Phone: (800) 320-6291 for information and reservations.

and also at the Hilton Garden Inn under the group name “Photo”
5 minutes from campus.
356 East State Street
West Lafayette, Indiana 47906
Phone: (765) 743-2100

Getting to Purdue

By Plane

Indianapolis International Airport (code: IND) is the best choice and is serviced by most major airlines and their partner airlines. Directions for ground transportation can be found at the airport’s Ground Transportation Center

The Lafayette Limo shuttle bus departs Indianapolis International Airport daily every 2 hours between 6:30 AM, and 10:30 PM. The trip will take between 1 hour and 10 minutes to 1 hour 50 minutes depending on traffic and your final destination in the Lafayette / West Lafayette area.
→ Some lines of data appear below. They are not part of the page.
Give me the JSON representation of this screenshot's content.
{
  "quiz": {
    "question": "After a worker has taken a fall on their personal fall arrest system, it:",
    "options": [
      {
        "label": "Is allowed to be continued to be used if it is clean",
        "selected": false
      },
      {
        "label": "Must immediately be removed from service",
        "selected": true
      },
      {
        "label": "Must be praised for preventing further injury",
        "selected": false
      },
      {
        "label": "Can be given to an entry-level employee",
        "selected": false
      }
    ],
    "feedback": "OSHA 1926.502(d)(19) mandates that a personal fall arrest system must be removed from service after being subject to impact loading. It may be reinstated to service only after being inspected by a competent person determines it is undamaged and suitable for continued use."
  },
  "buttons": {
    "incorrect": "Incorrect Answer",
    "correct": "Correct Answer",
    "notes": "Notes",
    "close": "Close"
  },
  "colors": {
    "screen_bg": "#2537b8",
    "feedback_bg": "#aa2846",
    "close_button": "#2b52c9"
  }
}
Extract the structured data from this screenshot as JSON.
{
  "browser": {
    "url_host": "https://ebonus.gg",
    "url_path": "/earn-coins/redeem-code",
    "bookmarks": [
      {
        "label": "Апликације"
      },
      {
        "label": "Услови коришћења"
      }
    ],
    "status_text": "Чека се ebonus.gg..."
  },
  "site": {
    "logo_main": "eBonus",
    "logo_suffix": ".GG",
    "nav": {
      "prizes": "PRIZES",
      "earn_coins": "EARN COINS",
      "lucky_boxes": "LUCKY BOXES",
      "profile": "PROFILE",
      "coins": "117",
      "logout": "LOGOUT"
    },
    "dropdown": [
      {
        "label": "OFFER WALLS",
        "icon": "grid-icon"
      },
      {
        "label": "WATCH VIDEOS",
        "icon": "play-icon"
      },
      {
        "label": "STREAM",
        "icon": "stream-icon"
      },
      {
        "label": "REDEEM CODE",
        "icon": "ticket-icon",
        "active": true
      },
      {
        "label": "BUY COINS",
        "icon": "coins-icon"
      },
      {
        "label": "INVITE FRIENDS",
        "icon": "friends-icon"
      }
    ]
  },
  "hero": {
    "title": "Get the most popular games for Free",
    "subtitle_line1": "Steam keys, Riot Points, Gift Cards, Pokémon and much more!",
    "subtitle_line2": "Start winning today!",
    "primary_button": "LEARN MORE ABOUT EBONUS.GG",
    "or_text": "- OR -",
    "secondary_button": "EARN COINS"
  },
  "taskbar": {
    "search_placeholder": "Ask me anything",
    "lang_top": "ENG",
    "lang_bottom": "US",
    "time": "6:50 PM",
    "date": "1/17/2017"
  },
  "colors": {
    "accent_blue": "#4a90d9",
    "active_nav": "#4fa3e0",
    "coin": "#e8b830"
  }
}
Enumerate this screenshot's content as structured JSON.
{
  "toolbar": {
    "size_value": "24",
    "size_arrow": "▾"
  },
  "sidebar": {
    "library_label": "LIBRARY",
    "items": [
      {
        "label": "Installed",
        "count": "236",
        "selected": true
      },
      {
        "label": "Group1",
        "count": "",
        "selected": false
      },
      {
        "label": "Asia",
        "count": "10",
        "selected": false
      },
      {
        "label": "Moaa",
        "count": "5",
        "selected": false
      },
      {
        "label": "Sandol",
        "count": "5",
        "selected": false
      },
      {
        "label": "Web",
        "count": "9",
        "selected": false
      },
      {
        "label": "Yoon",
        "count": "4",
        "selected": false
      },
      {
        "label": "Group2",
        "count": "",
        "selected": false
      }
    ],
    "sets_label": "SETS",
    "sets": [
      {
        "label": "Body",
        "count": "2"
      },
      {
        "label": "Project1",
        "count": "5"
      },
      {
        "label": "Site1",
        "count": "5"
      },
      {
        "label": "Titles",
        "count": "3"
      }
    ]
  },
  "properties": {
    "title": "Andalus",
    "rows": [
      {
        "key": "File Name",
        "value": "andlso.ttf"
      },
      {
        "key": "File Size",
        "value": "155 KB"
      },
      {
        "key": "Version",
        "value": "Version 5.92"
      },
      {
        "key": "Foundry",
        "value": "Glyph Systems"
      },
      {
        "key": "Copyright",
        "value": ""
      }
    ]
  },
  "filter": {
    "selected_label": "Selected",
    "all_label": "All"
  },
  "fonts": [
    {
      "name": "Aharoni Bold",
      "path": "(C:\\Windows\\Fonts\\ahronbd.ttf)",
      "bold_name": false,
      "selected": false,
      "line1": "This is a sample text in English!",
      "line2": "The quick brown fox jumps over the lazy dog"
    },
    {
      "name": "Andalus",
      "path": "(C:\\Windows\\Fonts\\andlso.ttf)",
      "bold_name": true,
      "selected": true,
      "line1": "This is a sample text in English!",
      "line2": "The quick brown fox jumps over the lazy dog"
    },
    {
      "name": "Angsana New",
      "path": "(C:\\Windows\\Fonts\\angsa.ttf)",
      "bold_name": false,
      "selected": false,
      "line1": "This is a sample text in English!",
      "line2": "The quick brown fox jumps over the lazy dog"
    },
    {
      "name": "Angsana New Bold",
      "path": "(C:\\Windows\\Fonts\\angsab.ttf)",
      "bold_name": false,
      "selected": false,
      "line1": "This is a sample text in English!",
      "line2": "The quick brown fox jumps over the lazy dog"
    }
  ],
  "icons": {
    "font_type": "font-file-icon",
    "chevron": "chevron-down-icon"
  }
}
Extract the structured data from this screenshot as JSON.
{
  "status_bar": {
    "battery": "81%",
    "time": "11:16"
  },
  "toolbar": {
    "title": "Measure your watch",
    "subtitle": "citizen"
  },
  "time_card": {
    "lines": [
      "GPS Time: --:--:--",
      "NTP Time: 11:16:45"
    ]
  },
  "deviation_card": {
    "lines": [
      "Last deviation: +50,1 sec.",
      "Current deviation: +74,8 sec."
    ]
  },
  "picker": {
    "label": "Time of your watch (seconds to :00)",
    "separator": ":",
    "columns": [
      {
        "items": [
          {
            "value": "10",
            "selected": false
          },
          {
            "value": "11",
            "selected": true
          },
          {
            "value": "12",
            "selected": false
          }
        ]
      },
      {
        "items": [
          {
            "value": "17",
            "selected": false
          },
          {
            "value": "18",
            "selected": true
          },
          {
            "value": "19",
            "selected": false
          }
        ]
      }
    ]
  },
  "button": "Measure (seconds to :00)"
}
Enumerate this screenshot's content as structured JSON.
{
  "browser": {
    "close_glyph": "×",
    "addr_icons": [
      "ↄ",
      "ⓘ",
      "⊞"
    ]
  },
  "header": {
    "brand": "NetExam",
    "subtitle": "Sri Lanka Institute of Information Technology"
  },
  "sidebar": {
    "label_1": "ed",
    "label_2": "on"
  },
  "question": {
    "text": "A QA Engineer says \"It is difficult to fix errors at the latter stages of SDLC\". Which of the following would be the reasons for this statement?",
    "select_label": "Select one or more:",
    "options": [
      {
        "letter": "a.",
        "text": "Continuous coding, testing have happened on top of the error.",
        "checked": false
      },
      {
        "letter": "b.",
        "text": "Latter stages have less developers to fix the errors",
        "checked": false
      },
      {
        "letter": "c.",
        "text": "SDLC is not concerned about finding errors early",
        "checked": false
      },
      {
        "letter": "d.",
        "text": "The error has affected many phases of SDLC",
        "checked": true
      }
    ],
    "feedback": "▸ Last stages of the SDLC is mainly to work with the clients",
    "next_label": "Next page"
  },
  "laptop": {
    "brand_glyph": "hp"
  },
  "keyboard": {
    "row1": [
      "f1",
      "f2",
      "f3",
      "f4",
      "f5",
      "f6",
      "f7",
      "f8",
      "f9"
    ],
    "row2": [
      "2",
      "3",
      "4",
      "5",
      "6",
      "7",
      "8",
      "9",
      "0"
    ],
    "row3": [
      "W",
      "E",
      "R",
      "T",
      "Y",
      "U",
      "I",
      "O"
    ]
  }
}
Call (765) 497-3828 or check their website for more information. Reservations are encouraged especially around times when the campus is on break. The Lafayette Limo has pick-up/drop-off locations at the Purdue Memorial Union and various other sites in West Lafayette.

Another Shuttle Service is Star of America.

Alternatively, a car can be rented. A list of rental car companies can be found at the airport’s Ground Transportation Center.

Purdue University Airport (code: LAF) is less than 1 mile from campus and is available for private planes. It is currently not served by any commercial airlines.

Chicago O’Hare International Airport (code: ORD) is located approximately 140 miles north of Greater Lafayette and is approximately a 3 hour drive from the airport to Purdue.

By Car

Driving Directions from the South (Indianapolis)

West Lafayette is approximately 70 miles northwest of Indianapolis. Take I-65 North to Lafayette and exit on State Road 26 (exit 172). Turn left at the stop light on to State Road 26. Remain on State Rd 26 approx 5 miles. State Rd 26 follows South Street in Lafayette until you approach the downtown area. It then follows Columbia Street across the Wabash River.

Once you cross the Wabash River, State Road 26 becomes State Street in West Lafayette. Proceed up State Street hill to Grant Street. Turn right on Grant Street, the Purdue Memorial Union will be on your left and the Grant Street Parking Garage will be on your right.

Driving Directions from the North (Chicago)

West Lafayette is approximately 140 miles southeast of Chicago. Take I-65 South to State Road 43 (exit 178).

Turn right onto State Road 43. Drive South on State Road 43 (approximately 6 miles) to State St (State Road 26.) This will be the 4th stop light, and a McDonald‘s will be on your right. Turn right onto State Street. You will want to remain in the right lane. Proceed up State Street hill to Grant Street (2nd stop light on State.)

Turn right on Grant Street, the Purdue Memorial Union will be on your left and the Grant Street Parking Garage will be on your right.

By Train

Amtrak Train service to Lafayette is available from Indianapolis, Chicago, and several other cities. The most likely connection is via Chicago, and is described below. For directions from other departure points, consult Amtrak’s site. To get to the Amtrak Station or Greyhound Bus Terminal in Chicago from O’Hare Airport, take the Continental Express Shuttle (773-454-7800) to Union Station, 225 Canal Street, Chicago. For assistance, Continental’s uniformed ticket agents are located in the baggage claims areas of terminals 1, 2, and 3 as well as outside U.S. Customs in Terminal 5. From Union Station, take the Amtrak train bound for Lafayette, IN. It would be advantageous to book a seat in advance. The toll-free number is (800) 872-7245.

By Bus

Greyhound Bus services the Greater Lafayette area from Chicago, Gary, Hammond, and Indianapolis, and thence from other locales. Schedules and fares vary, so consult the Greyhound site or call 800-231-2222., a resource for nanoscience and nanotechnology, is supported by the National Science Foundation and other funding agencies. Any opinions, findings, and conclusions or recommendations expressed in this material are those of the author(s) and do not necessarily reflect the views of the National Science Foundation.